**Problem to solve:**
Only lines that contain the word "this" are to be returned from the data below.
━━━━━ Material provided
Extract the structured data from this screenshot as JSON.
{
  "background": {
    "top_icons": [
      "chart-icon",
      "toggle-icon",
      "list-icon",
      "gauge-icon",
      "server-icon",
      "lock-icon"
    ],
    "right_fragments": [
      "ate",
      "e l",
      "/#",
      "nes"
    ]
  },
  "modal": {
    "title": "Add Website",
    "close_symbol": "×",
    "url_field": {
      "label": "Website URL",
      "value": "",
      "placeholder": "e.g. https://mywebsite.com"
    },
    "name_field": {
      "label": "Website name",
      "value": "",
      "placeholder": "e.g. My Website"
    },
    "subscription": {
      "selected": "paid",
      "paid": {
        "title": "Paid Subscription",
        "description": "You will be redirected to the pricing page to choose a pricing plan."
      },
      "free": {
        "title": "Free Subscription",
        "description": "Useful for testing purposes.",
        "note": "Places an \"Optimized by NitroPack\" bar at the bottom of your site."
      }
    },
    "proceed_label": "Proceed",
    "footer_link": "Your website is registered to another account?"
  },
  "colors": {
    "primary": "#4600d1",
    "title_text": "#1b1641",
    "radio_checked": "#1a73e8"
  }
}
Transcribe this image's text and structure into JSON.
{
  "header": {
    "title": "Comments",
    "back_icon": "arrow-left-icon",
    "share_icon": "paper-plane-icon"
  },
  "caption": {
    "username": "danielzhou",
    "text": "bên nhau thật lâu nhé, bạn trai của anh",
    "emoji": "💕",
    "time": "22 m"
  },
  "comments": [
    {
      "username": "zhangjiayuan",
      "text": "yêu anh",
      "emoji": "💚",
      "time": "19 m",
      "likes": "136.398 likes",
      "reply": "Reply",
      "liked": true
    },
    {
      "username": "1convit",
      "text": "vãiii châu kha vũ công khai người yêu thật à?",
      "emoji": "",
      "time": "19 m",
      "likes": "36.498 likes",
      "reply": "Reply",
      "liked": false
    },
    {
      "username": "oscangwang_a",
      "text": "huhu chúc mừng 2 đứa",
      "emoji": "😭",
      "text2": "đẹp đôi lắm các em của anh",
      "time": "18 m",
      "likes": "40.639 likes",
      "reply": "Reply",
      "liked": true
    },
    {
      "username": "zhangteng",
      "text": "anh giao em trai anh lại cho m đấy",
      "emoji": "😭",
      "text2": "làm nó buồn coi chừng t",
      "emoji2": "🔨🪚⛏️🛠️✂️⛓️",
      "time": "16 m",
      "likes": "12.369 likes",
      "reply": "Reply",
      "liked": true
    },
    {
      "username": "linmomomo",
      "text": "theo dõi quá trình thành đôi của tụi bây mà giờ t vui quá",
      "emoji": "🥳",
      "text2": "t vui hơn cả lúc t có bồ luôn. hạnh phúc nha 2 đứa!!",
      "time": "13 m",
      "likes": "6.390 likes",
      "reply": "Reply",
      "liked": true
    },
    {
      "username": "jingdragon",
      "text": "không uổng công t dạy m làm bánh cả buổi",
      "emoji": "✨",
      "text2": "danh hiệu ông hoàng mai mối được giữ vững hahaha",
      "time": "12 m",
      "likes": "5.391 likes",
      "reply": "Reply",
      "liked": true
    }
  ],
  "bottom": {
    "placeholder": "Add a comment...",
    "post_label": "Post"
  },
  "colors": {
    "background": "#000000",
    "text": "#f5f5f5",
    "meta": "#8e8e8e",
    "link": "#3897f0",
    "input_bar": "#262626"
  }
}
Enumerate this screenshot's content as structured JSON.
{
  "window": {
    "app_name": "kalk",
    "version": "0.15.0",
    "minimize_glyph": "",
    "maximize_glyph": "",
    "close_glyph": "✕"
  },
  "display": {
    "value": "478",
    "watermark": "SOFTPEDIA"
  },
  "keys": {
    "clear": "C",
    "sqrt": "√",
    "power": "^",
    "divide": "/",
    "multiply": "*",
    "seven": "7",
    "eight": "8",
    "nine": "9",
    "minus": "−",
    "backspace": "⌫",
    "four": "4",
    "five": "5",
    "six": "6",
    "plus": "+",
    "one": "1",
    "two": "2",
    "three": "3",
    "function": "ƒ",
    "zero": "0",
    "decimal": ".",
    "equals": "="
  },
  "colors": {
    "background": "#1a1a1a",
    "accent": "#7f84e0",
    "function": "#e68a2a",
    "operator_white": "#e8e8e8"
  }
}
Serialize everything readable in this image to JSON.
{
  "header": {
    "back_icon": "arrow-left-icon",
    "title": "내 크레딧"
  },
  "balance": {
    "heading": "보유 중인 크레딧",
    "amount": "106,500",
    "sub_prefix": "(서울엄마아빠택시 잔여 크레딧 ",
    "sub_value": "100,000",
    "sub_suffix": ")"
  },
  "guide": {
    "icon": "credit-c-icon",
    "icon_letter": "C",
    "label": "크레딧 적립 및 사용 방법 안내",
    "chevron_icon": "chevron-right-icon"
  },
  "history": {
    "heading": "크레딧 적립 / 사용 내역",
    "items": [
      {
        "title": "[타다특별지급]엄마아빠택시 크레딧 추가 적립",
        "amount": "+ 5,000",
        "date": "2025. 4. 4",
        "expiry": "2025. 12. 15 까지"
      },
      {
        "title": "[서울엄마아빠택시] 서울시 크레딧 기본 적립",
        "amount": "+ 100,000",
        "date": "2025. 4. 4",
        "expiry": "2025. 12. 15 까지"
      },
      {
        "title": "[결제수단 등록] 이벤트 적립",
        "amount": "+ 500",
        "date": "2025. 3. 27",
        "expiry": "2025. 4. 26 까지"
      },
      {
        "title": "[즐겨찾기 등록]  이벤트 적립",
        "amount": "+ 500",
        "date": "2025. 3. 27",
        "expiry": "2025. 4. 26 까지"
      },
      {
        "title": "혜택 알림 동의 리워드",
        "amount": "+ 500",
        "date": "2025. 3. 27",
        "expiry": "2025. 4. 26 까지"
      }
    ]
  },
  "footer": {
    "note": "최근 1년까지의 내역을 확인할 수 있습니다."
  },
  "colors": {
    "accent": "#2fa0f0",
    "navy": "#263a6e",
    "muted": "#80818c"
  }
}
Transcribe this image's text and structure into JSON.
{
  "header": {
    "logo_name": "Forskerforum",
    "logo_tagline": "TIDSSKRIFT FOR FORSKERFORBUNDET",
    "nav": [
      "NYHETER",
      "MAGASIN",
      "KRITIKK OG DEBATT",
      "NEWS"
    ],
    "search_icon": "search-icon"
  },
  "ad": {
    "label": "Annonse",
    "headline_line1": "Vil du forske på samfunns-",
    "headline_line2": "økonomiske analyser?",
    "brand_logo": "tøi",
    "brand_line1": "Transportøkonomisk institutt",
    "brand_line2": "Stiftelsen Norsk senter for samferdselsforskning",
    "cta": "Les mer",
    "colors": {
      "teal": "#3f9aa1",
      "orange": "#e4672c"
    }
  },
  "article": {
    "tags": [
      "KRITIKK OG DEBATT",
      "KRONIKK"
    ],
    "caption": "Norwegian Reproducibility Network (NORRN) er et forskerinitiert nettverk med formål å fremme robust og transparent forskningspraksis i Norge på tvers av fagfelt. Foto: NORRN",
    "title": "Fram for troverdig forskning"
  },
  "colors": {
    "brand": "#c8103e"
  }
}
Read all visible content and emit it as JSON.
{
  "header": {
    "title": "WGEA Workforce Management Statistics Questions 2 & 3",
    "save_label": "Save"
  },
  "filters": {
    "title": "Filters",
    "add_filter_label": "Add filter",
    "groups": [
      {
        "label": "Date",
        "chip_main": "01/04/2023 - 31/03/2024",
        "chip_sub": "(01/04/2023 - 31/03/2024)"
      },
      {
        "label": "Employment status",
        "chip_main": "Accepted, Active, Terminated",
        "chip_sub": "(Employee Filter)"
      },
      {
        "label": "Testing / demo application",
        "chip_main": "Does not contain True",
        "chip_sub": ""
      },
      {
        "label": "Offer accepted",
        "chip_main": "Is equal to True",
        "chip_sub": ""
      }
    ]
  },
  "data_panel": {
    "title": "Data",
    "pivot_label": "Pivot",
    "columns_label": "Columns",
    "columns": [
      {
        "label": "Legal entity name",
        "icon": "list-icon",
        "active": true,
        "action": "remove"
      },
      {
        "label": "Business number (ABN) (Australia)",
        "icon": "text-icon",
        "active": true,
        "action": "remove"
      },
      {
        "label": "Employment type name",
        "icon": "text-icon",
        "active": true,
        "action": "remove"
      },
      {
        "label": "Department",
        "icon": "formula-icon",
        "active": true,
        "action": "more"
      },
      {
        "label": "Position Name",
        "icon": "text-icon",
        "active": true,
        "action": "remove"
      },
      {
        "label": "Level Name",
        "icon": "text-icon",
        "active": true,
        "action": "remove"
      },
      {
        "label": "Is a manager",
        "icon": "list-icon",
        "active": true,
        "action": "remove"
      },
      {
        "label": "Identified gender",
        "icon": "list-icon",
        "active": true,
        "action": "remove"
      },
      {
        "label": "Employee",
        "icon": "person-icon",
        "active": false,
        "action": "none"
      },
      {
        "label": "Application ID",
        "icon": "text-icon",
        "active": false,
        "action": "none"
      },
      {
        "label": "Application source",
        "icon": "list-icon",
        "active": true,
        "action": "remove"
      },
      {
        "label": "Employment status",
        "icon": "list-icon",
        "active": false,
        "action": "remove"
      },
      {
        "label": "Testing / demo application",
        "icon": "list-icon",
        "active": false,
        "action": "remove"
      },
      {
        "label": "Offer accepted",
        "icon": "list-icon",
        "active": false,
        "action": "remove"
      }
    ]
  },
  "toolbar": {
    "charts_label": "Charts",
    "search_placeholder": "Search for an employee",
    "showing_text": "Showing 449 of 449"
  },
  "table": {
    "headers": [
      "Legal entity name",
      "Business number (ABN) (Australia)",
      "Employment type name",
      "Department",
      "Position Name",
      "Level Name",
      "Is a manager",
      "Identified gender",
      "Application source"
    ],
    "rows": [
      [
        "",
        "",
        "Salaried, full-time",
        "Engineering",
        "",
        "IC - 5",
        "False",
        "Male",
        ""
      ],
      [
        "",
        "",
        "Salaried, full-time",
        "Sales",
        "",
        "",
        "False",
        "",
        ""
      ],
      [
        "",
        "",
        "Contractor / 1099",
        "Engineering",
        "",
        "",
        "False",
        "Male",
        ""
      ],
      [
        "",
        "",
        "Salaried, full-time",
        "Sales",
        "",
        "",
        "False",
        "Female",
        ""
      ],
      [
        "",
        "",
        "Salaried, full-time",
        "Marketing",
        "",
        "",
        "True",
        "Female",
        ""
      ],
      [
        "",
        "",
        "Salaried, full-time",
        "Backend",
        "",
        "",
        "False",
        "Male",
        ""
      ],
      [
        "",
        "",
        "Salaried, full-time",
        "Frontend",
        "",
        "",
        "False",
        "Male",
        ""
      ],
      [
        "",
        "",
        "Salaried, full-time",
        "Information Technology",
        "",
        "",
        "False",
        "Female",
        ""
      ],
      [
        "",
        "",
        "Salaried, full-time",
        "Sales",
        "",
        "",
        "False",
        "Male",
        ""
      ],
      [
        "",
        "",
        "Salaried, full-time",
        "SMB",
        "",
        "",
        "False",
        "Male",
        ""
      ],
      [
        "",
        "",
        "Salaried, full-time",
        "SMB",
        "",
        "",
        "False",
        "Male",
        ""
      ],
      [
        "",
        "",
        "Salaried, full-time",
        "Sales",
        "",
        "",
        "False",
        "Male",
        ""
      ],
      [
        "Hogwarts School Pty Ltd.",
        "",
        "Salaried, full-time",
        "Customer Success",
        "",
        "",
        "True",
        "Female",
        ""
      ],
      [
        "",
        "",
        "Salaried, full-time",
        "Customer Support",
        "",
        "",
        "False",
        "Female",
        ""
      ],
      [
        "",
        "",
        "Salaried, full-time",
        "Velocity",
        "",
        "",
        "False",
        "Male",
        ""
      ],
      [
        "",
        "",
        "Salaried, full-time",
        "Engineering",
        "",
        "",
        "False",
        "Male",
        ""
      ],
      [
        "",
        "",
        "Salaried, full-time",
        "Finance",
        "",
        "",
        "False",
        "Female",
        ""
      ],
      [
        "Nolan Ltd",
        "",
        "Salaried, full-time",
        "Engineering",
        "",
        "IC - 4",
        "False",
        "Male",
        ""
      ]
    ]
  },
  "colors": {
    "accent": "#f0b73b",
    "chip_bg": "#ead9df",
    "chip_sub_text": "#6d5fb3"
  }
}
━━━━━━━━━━
**Finished task:**
Extract the structured data from this screenshot as JSON.
Transcribe this image's text and structure into JSON.
Enumerate this screenshot's content as structured JSON.
Serialize everything readable in this image to JSON.
Transcribe this image's text and structure into JSON.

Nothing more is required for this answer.